3 weeks after purchasing them. In those 3 weeks, I provided
lots of nutritous and varied food (frozen) such as red
mosq. larvae, freezedried tubifex, sinking Hikari Cory
food tablets, frozen brine shrimps and so on, JBL Krill
flake food now and then as well. I tried to not give the
same food two days in a row for variety.
The tank is not very brightly
lit, only one light tube of that kind you use for plants
(kind of pinkish light in them). They seem to feel safest
when the light is not to bright, roots for cover, and
a lot of fast growing plants and sand at the bottom as
I usually change 10%
of the water each or every second day, and kept the ph
at 6.7. The hardness isn't much to talk about in my tap
water, kH is 1 and gH is 1 or 2. Very soft in other words.
After the first spawning there has been little efforts
made to make them spawn again... they do it anyway:)
They spawn almost constantly, and have been doing so for
7 months now. Only a short break for 3 weeks in February,
but then they started again and have spawned EVERY week
since then. I have raised some of the fry, and currently
I have about 20 about 5 and 6 months old. I stopped picking
out the eggs before the summer started, since vacation
time was coming up.
The adults usually eat the
eggs stuck on the glass, but the ones in the java moss
they seem to leave alone. It's always only one breeding
pair at the time (one female and one male), the rest of
the group does not participate. The spawning pair themselves
never eat the eggs, but the rest will if given the chance,
so I usually sit guard and pick the eggs out one by one
as they lay them:-) (what a job...)
My best tip for hatching
the eggs is to take a filter stocking, stuff it with peat,
and leave it in the hatching container. So far, no eggs
have fungused with this method, but remember to change
the water a day before hatching! The water gets very acid
with the peat, and it's best to change it before hatching
since it's much more difficult to make any changes at
all AFTER the fry have emerged. They can die even if the

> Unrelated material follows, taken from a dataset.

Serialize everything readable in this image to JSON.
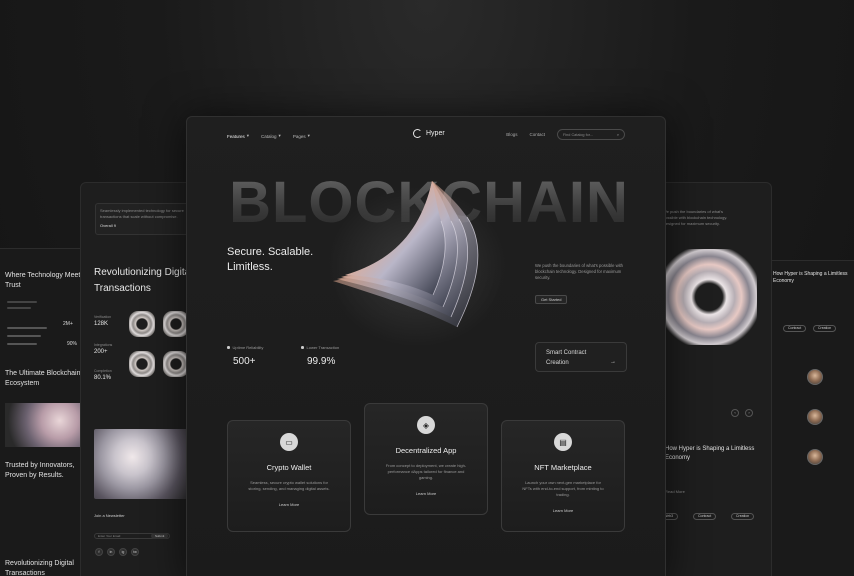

temperature changes as little as 2 degrees celsius.. in
other words, very sensitive fry .
I feed my fry with freshly
hatched brine shrimps for the first four to five weeks,
then I slowly introduce other foods. C. adolfoi can
be hard to raise if you don't feed them newly hatched
brine shrimp because they don't touch other foods, in
my experience. they just die of starvation. Keep the tank
CLEAN, daily water changes of 95%. Sounds much, but it
does the trick. Remember to keep both temperature and
P.h at the same on the new water as the water in the tank!.
I also clean the tank every day for the first weeks, by
scrubbing it in hot water. Much work, but the survival
rate is high :)
My first brood of C. adolfoi had a 100% survival
rate with these methods :-) (this was my first try ever
at breeding Corys...) I picked out 11 eggs, 9 of them
hatched, and all 9 are now happily swimming around in
one of my tanks. They are 6 months old now.
Click on the thumbnails below for a full image of the
frys growing progress.
old, still with yolk sac
I would like to point out some interesting fact regarding
these particular photographs. They all show the adolfoi
in spawning mode. NOTE the silver ring
around their eyes! Normally, their eyes are totally black
with no silver ring. But on the day they are planning
to spawn, this silver light ring shows up in their eyes.
Interesting, isn’t it?
The first 2 photos shows
this phenomenon most clearly, as the pair was actively
spawning right at that moment. I have taken several photos
of this, and all the pictures show different degress of
that silver ring around the eye center.